-- What is required --
Apart from the images, reproduce all of the data word for word.

Dataset records:
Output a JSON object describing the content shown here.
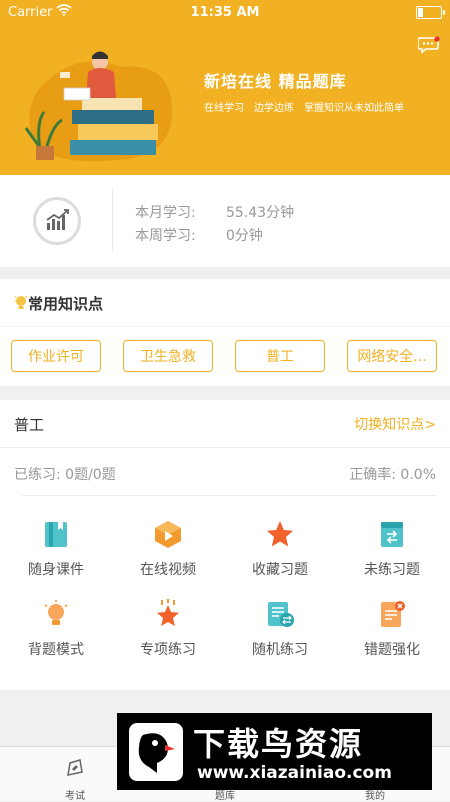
{
  "status_bar": {
    "carrier": "Carrier",
    "time": "11:35 AM"
  },
  "hero": {
    "title": "新培在线 精品题库",
    "subtitle": "在线学习　边学边练　掌握知识从未如此简单",
    "accent_color": "#f2b023"
  },
  "stats": {
    "month_label": "本月学习:",
    "month_value": "55.43分钟",
    "week_label": "本周学习:",
    "week_value": "0分钟"
  },
  "knowledge_points": {
    "heading": "常用知识点",
    "items": [
      "作业许可",
      "卫生急救",
      "普工",
      "网络安全..."
    ]
  },
  "practice": {
    "title": "普工",
    "switch_label": "切换知识点>",
    "practiced": "已练习: 0题/0题",
    "accuracy": "正确率: 0.0%",
    "features": [
      {
        "label": "随身课件",
        "icon": "book-icon"
      },
      {
        "label": "在线视频",
        "icon": "video-icon"
      },
      {
        "label": "收藏习题",
        "icon": "star-icon"
      },
      {
        "label": "未练习题",
        "icon": "unpracticed-icon"
      },
      {
        "label": "背题模式",
        "icon": "lightbulb-icon"
      },
      {
        "label": "专项练习",
        "icon": "special-star-icon"
      },
      {
        "label": "随机练习",
        "icon": "random-icon"
      },
      {
        "label": "错题强化",
        "icon": "wrong-question-icon"
      }
    ]
  },
  "tabbar": {
    "tabs": [
      "考试",
      "题库",
      "我的"
    ]
  },
  "watermark": {
    "line1": "下载鸟资源",
    "line2": "www.xiazainiao.com"
  }
}
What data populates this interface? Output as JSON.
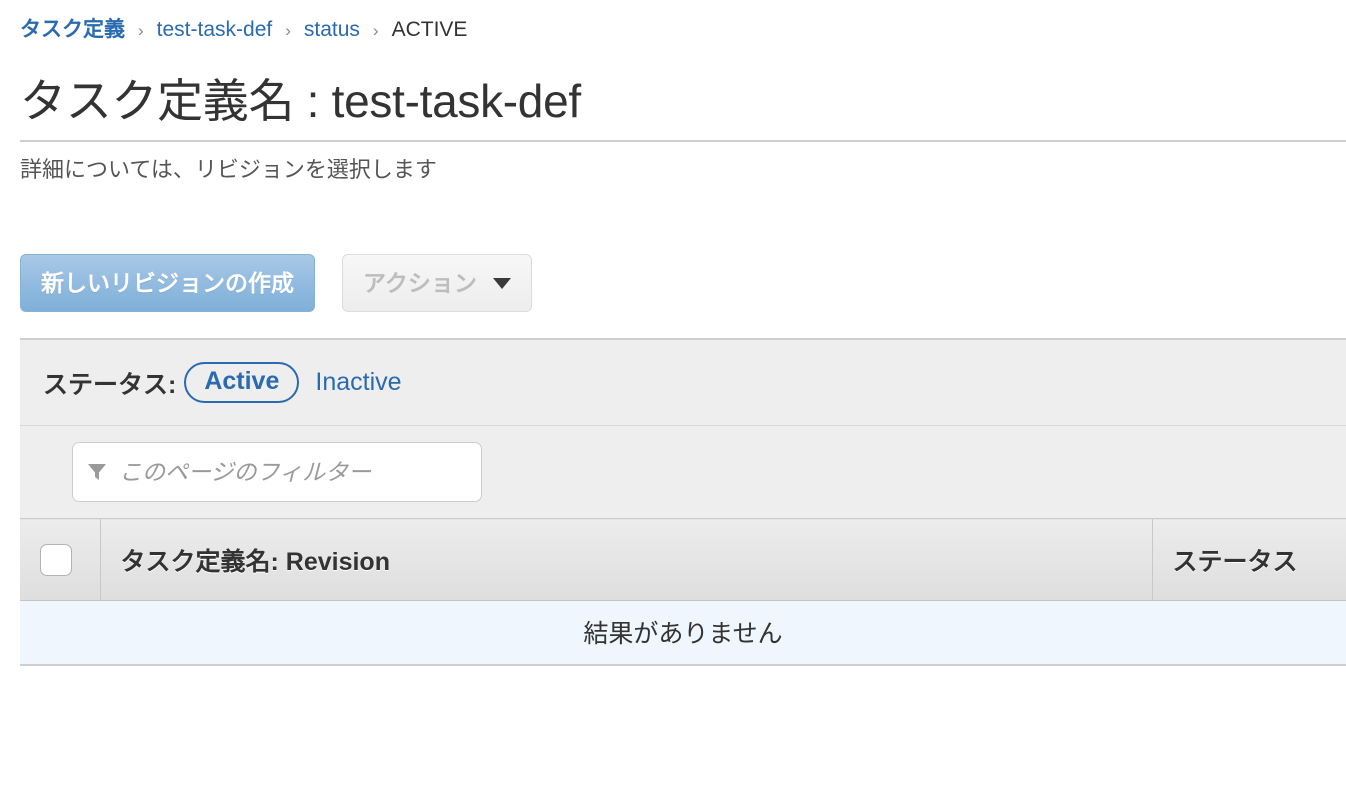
{
  "breadcrumb": {
    "separator": "›",
    "items": [
      {
        "label": "タスク定義",
        "type": "link",
        "bold": true
      },
      {
        "label": "test-task-def",
        "type": "link",
        "bold": false
      },
      {
        "label": "status",
        "type": "link",
        "bold": false
      },
      {
        "label": "ACTIVE",
        "type": "current",
        "bold": false
      }
    ]
  },
  "header": {
    "title": "タスク定義名 : test-task-def",
    "subtitle": "詳細については、リビジョンを選択します"
  },
  "toolbar": {
    "create_revision_label": "新しいリビジョンの作成",
    "actions_label": "アクション",
    "actions_caret": "caret-down-icon",
    "actions_disabled": true
  },
  "status_filter": {
    "label": "ステータス:",
    "active_label": "Active",
    "inactive_label": "Inactive",
    "selected": "Active"
  },
  "search": {
    "icon": "filter-funnel-icon",
    "placeholder": "このページのフィルター",
    "value": ""
  },
  "table": {
    "columns": [
      {
        "key": "select",
        "label": ""
      },
      {
        "key": "name_revision",
        "label": "タスク定義名: Revision"
      },
      {
        "key": "status",
        "label": "ステータス"
      }
    ],
    "rows": [],
    "empty_message": "結果がありません"
  },
  "colors": {
    "link": "#2a6ab0",
    "primary_button_top": "#a8c9e6",
    "primary_button_bottom": "#7fb0d8",
    "panel_background": "#eeeeee",
    "empty_row_background": "#eff6fd",
    "text": "#333333"
  }
}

-- Reply to the exercise --
Output a JSON object describing the content shown here.
{
  "status_bar": {
    "carrier": "Carrier",
    "time": "11:35 AM"
  },
  "hero": {
    "title": "新培在线 精品题库",
    "subtitle": "在线学习　边学边练　掌握知识从未如此简单",
    "accent_color": "#f2b023"
  },
  "stats": {
    "month_label": "本月学习:",
    "month_value": "55.43分钟",
    "week_label": "本周学习:",
    "week_value": "0分钟"
  },
  "knowledge_points": {
    "heading": "常用知识点",
    "items": [
      "作业许可",
      "卫生急救",
      "普工",
      "网络安全..."
    ]
  },
  "practice": {
    "title": "普工",
    "switch_label": "切换知识点>",
    "practiced": "已练习: 0题/0题",
    "accuracy": "正确率: 0.0%",
    "features": [
      {
        "label": "随身课件",
        "icon": "book-icon"
      },
      {
        "label": "在线视频",
        "icon": "video-icon"
      },
      {
        "label": "收藏习题",
        "icon": "star-icon"
      },
      {
        "label": "未练习题",
        "icon": "unpracticed-icon"
      },
      {
        "label": "背题模式",
        "icon": "lightbulb-icon"
      },
      {
        "label": "专项练习",
        "icon": "special-star-icon"
      },
      {
        "label": "随机练习",
        "icon": "random-icon"
      },
      {
        "label": "错题强化",
        "icon": "wrong-question-icon"
      }
    ]
  },
  "tabbar": {
    "tabs": [
      "考试",
      "题库",
      "我的"
    ]
  },
  "watermark": {
    "line1": "下载鸟资源",
    "line2": "www.xiazainiao.com"
  }
}
What data populates this interface? Output as JSON.
{
  "breadcrumb": {
    "separator": "›",
    "items": [
      {
        "label": "タスク定義",
        "type": "link",
        "bold": true
      },
      {
        "label": "test-task-def",
        "type": "link",
        "bold": false
      },
      {
        "label": "status",
        "type": "link",
        "bold": false
      },
      {
        "label": "ACTIVE",
        "type": "current",
        "bold": false
      }
    ]
  },
  "header": {
    "title": "タスク定義名 : test-task-def",
    "subtitle": "詳細については、リビジョンを選択します"
  },
  "toolbar": {
    "create_revision_label": "新しいリビジョンの作成",
    "actions_label": "アクション",
    "actions_caret": "caret-down-icon",
    "actions_disabled": true
  },
  "status_filter": {
    "label": "ステータス:",
    "active_label": "Active",
    "inactive_label": "Inactive",
    "selected": "Active"
  },
  "search": {
    "icon": "filter-funnel-icon",
    "placeholder": "このページのフィルター",
    "value": ""
  },
  "table": {
    "columns": [
      {
        "key": "select",
        "label": ""
      },
      {
        "key": "name_revision",
        "label": "タスク定義名: Revision"
      },
      {
        "key": "status",
        "label": "ステータス"
      }
    ],
    "rows": [],
    "empty_message": "結果がありません"
  },
  "colors": {
    "link": "#2a6ab0",
    "primary_button_top": "#a8c9e6",
    "primary_button_bottom": "#7fb0d8",
    "panel_background": "#eeeeee",
    "empty_row_background": "#eff6fd",
    "text": "#333333"
  }
}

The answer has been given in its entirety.